Or take your identification of “Jacob.” This name appears fairly frequently at this time. But that doesn’t mean it refers to the Biblical Jacob. The appearance of the name is appropriately used to give a plausibility to the story, but not to say this is Joseph’s father. [The Exodus Debated]
The first historical reference to the Israelites date from 1207 BCE, which is a date much after the demise of the Harappan Civilization in India (to give a time reference). According to Ronald Hendel of the University of California, Berkeley, if the Exodus represents the expulsion of the Hyksos, then they would have been roaming in the desert for about 300 years, which is the same point Hershel Shanks makes. The entire documentary stands on the basis of this date of 1500 BCE, the time of the Santorini eruption. Also it seems the parallels between the Ahmose Stele and the biblical story of the ten plagues are not that identical.

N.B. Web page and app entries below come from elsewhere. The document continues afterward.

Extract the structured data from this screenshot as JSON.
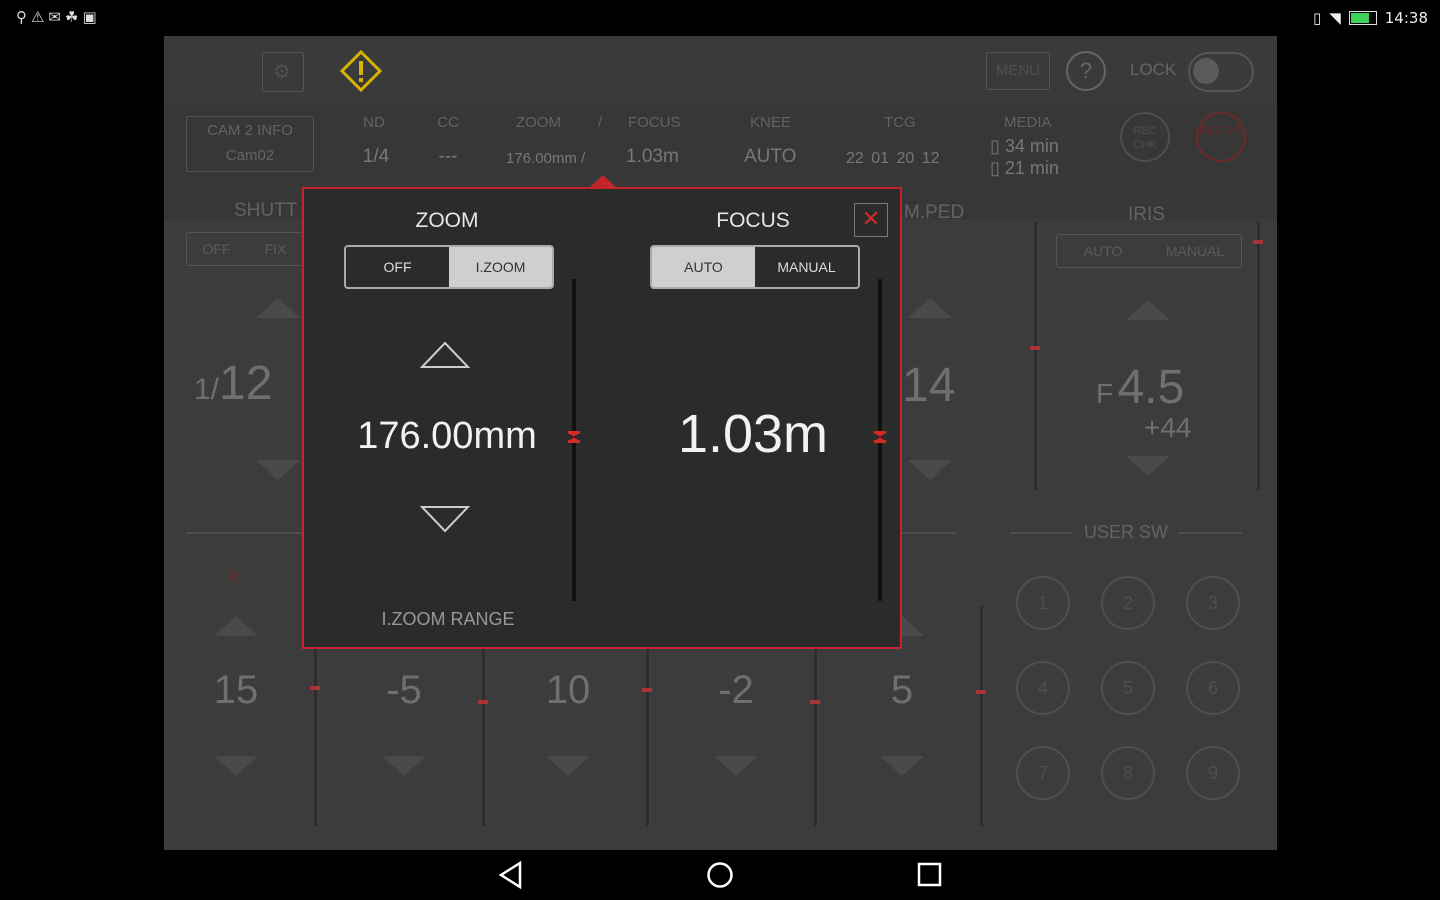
{
  "status_bar": {
    "left_icons": "⚲⚠✉☘▣",
    "time": "14:38"
  },
  "topbar": {
    "menu_label": "MENU",
    "help_label": "?",
    "lock_label": "LOCK"
  },
  "info": {
    "cam_info_label": "CAM 2 INFO",
    "cam_name": "Cam02",
    "nd_label": "ND",
    "nd_value": "1/4",
    "cc_label": "CC",
    "cc_value": "---",
    "zoom_label": "ZOOM",
    "slash": "/",
    "focus_label": "FOCUS",
    "zoom_value": "176.00mm /",
    "focus_value": "1.03m",
    "knee_label": "KNEE",
    "knee_value": "AUTO",
    "tcg_label": "TCG",
    "tcg_value": "22 01 20 12",
    "media_label": "MEDIA",
    "media_a": "34 min",
    "media_b": "21 min",
    "rec_chk": "REC CHK",
    "rec_ss": "REC S/S"
  },
  "background": {
    "shutter_label": "SHUTT",
    "shutter_off": "OFF",
    "shutter_fix": "FIX",
    "shutter_prefix": "1/",
    "shutter_value": "12",
    "mped_label": "M.PED",
    "mped_value": "14",
    "iris_label": "IRIS",
    "iris_auto": "AUTO",
    "iris_manual": "MANUAL",
    "iris_prefix": "F",
    "iris_value": "4.5",
    "iris_offset": "+44",
    "user_sw_label": "USER SW",
    "user_buttons": [
      "1",
      "2",
      "3",
      "4",
      "5",
      "6",
      "7",
      "8",
      "9"
    ],
    "r_label": "R",
    "gains": [
      "15",
      "-5",
      "10",
      "-2",
      "5"
    ]
  },
  "dialog": {
    "zoom_title": "ZOOM",
    "zoom_off": "OFF",
    "zoom_izoom": "I.ZOOM",
    "zoom_value": "176.00mm",
    "izoom_range": "I.ZOOM RANGE",
    "focus_title": "FOCUS",
    "focus_auto": "AUTO",
    "focus_manual": "MANUAL",
    "focus_value": "1.03m",
    "close_glyph": "✕"
  },
  "colors": {
    "accent": "#c4252a",
    "warning": "#d8b400"
  }
}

In his defence Simcha writes that the basis of the date of 1207 BCE for first reference to the Israelites comes from the Merneptah stele which records Pharaoh Merneptah’s battles with the Israelites. If the Israelites were strong enough for the Pharoah to brag about it, then they would have been a strong force in 1207 and this can happen only in a time period of about 2-300 years after the Exodus.
The interesting part in this whole debate is the assumption that the Biblical text is a perfect historical document and all the details mentioned actually happened as told. Hershel questions this very basis.
You, on the other hand, start out with the assumption that your Bible is historically accurate, including the miracles, unless you can find some archaeological problem with doing so; and also accepting as proof anything archaeological that seems to confirm the historicity of the text, including the miracles.
You may deny this, but you do do it. As a kind of test, let me ask you if you would apply the same presumption of historicity to other ancient texts, such as Homer and Gilgamesh? Would you accept all the details in Homer as historically accurate, even the miracles and the acts of the gods? Do you accept as a historical fact that the wildman Gilgamesh was acculturated by a prostitute? How about his refusal of a marriage proposal by Ishtar, the goddess of Uruk? Do you believe that Utnapishtim is immortal (as the text says), perhaps still living in disguise somewhere in war-torn Baghdad?[The Exodus Debated]
The response for this from Simcha is that the Torah has been transmitted for over 2700 years without any errors, which makes it very credible. If during Sabbath Torah reading, a single letter is found smudged, the Torah is declared un-Kosher and removed. He says that no other text has such disciplined chain of transmission.
Probably Simcha has never heard of the Vedas which were transmitted exactly the same way. The largest surviving body of ancient literature has been passed down orally for over thousands of years. This Vedic lore, considered to be divine revelation was painstakingly memorized and even when the original meaning of the words were lost, the brahmins remembered and recited the hymns with the utmost fidelity. Will scholars then give the same historical validity to the Vedas which they give the Torah and the Bible?